**EXERCISE REQUIREMENTS:**
The required result is each line of the entries below containing the string "自定义快速访问工具栏".

**EXTRACTED DATA:**
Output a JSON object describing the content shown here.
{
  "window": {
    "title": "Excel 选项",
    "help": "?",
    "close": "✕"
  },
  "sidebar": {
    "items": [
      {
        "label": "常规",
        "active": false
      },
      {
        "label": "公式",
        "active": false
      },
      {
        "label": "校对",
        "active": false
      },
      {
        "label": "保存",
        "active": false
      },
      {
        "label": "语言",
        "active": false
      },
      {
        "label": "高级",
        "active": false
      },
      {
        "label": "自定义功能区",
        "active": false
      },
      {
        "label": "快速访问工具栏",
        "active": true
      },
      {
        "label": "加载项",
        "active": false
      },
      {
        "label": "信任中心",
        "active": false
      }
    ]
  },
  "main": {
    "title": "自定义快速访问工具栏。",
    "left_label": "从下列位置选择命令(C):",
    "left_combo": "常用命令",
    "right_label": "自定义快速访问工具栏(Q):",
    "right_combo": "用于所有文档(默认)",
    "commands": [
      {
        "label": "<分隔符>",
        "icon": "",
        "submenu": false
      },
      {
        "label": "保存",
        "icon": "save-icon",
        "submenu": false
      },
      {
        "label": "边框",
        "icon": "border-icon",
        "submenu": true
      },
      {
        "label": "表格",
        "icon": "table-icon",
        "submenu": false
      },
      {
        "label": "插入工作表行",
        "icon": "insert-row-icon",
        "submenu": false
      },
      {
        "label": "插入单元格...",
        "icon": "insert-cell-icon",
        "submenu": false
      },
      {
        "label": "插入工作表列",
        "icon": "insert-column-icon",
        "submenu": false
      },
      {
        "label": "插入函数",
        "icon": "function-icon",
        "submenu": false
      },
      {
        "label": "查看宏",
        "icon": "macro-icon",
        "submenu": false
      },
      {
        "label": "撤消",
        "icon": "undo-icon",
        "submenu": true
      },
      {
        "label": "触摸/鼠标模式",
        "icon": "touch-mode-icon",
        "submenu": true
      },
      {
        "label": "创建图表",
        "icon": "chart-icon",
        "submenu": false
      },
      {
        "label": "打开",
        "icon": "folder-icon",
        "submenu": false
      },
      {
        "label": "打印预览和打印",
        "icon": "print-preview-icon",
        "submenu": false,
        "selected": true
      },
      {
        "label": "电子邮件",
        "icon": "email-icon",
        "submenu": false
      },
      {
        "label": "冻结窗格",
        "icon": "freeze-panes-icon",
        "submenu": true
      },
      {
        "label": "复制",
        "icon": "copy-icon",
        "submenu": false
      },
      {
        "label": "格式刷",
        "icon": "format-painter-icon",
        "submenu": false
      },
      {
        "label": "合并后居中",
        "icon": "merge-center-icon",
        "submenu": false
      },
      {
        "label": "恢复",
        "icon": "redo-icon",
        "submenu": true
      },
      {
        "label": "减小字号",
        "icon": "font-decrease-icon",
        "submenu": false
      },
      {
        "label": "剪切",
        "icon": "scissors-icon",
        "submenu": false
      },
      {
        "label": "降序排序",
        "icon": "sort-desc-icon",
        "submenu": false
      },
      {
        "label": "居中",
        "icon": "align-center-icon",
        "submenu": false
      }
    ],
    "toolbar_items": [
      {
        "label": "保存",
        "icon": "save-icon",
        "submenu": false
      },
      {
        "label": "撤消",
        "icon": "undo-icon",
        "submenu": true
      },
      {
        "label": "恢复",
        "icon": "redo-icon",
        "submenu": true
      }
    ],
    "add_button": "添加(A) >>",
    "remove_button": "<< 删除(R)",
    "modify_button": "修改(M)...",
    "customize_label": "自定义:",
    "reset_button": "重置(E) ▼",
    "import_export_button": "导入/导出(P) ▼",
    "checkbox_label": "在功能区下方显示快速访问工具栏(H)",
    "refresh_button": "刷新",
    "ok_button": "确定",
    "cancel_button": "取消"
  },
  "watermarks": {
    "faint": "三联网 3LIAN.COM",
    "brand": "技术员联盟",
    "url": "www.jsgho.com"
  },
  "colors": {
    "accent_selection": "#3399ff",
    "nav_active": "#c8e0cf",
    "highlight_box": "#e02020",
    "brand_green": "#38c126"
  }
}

**ANSWER SPACE:**
    "title": "自定义快速访问工具栏。",
    "right_label": "自定义快速访问工具栏(Q):",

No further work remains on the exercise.